Hong Kong’s Apple Daily newspaper has vowed to “fight on” after the arrest of owner Jimmy Lai under a controversial security law imposed by Beijing.
In extraordinary scenes streamed by the paper on Monday a handcuffed Mr Lai was led through his newsroom as nearly 200 police officers raided the building.
The pro-democracy activist was among 10 people arrested on charges including colluding with foreign forces.
The move sparked global condemnation of the escalating crackdown on dissent.
US Secretary of State Mike Pompeo said China had “eviscerated Hong Kong’s freedoms”.
On Tuesday, Apple Daily’s front page showed an image of Mr Lai in handcuffs with the headline: “Apple Daily must fight on.”
In some parts of the city Hong Kongers were seen queuing for a copy as early as 02:30 as vendors reported selling out of the popular tabloid founded by Mr Lai.
The paper, which offers a rare and unvarnished take on Hong Kong and China’s leadership, said more than 500,000 copies were printed, up from the usual 100,000.
Mr Lai, who is viewed as a hero by many in Hong Kong for his direct criticism of Beijing’s top leadership, is the highest-profile detainee under use of the new legislation so far.

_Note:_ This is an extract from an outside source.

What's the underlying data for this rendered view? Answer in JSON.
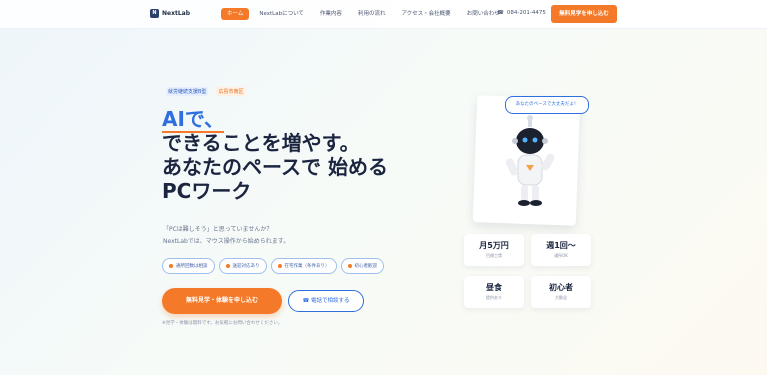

But on the mainland, he has long been labelled a traitor.
Hours after his arrest prominent youth activist Agnes Chow and Wilson Li, a freelance journalist, were also arrested under the same law.
The arrests renewed criticism from Washington, London and the United Nations about heightened attacks on the city’s freedoms.
“I’m deeply troubled by reports of the arrest of @JimmyLaiApple under Hong Kong’s draconian National Security Law,” tweeted US Secretary of State Mike Pompeo.
“Further proof that the CCP has eviscerated Hong Kong’s freedoms and eroded the rights of its people,” he wrote.
Similar sentiments were expressed in Britain, which has already said it will suspend its extradition treaty with Hong Kong and offer a pathway to citizenship for many of the city’s residents, in the light of the new law.
“This is further evidence that the national security law is being used as a pretext to silence opposition,” a spokesman for Prime Minister Boris Johnson told Reuters. “The Hong Kong authorities must uphold the rights and freedoms of its people.”
The controversial security law introduced to Hong Kong in June had already prompted some of the city’s highest-profile activists to flee overseas in anticipation of a broader clampdown on the city’s freedoms.
Speaking from London, pro-democracy activist Nathan Law told the BBC the arrests were “definitely a retaliation towards the sanctioning from the US on Hong Kong officials”.
The US had earlier sanctioned 11 Chinese officials and allies in Hong Kong – including Hong Kong’s Chief Executive Carrie Lam – for curtailing political freedoms.
Days later Beijing responded with sanctions against 11 US citizens.
Mr Law also described it as the latest step “to quash the freedom of Hong Kong”, silence Hong Kongers and create a larger “politics of fear”.
Warning to press club
In another sign of the growing curbs on Hong Kong’s media, Chinese officials issued a stark warning to the city’s Foreign Correspondents’ Club over its statement condemning Monday’s raids and arrests.
The Office of the Commissioners of the Chinese foreign ministry in Hong Kong told the FCC to “stop defaming the implementation” of the new law “under the pretext of the freedom of the press”, state media Xinhua reported.
“The FCC hastily jumped out to exonerate Lai, which is the help and collaborate with anti-China forces to mess up Hong Kong”, it said, citing a spokesman for the office.
The UN also expressed renewed concern.
The office of the High Commissioner for Human Rights Michelle Bachelet called on the authorities to monitor the operation of the law and “amend it if necessary to ensure there is no scope for its misuse to restrict human rights guaranteed by international law and the Basic Law of Hong Kong”.
Human Rights Watch said the attack on Apple Daily may also be an attempt to limit the paper’s circulation.
“Under Xi Jinping, the Communist Party has long shown itself afraid of public opinion on the mainland, and is using the new national security law to try to smash Hong Kong’s independent voices and settle scores with longtime critics,” said HRW Asia director Brad Adams.
Pro-democracy protest flared in Hong Kong last year over plans to allow extradition from the territory to mainland China. While this proposal was eventually withdrawn, the demonstrations carried on, to reflect widespread demands for democratic reforms.